▶ _Action item_:
Working from the listing below, pick each line containing the word "Utah" and copy it.

▶ _Given entries_:

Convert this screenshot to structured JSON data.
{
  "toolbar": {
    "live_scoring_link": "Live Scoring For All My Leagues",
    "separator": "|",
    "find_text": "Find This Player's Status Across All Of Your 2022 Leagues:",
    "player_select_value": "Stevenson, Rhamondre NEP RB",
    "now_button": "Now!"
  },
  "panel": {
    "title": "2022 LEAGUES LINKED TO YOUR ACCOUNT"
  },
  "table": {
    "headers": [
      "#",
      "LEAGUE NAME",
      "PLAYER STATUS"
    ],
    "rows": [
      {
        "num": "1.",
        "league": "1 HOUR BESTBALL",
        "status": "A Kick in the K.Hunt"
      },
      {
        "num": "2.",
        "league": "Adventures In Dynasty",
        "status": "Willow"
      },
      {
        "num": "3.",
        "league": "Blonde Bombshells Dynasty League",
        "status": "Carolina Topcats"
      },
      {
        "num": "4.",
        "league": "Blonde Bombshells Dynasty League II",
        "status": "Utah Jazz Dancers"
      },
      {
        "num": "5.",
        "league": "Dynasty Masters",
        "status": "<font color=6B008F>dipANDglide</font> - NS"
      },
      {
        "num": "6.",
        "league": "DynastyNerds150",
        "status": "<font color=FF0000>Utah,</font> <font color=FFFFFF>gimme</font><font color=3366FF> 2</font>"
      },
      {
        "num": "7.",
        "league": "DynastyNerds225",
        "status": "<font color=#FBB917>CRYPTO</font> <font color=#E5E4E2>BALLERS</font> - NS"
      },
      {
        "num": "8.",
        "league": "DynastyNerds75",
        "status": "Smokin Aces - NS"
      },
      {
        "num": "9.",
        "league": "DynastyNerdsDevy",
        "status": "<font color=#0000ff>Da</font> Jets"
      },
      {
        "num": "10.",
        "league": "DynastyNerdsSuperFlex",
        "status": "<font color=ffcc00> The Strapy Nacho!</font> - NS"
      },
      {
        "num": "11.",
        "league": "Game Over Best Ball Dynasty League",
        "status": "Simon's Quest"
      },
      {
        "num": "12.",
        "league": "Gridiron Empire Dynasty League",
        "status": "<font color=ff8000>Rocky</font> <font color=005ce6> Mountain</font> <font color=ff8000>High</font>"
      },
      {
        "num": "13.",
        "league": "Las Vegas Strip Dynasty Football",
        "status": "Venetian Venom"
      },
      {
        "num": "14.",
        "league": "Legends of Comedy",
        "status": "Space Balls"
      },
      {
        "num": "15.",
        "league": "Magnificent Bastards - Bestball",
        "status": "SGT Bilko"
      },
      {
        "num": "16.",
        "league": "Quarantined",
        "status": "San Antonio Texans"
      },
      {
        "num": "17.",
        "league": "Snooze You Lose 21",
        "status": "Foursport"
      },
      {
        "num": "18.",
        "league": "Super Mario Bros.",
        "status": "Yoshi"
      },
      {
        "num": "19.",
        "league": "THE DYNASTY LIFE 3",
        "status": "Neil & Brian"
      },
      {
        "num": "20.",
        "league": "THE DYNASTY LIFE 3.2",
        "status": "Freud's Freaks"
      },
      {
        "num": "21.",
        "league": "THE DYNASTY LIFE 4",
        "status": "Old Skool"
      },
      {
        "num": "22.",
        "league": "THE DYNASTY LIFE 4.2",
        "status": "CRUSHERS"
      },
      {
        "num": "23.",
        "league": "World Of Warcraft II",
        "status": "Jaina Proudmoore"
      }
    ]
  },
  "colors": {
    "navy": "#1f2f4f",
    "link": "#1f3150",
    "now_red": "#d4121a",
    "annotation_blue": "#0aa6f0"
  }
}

▶ _Solution for this problem_:
        "status": "Utah Jazz Dancers"
        "status": "<font color=FF0000>Utah,</font> <font color=FFFFFF>gimme</font><font color=3366FF> 2</font>"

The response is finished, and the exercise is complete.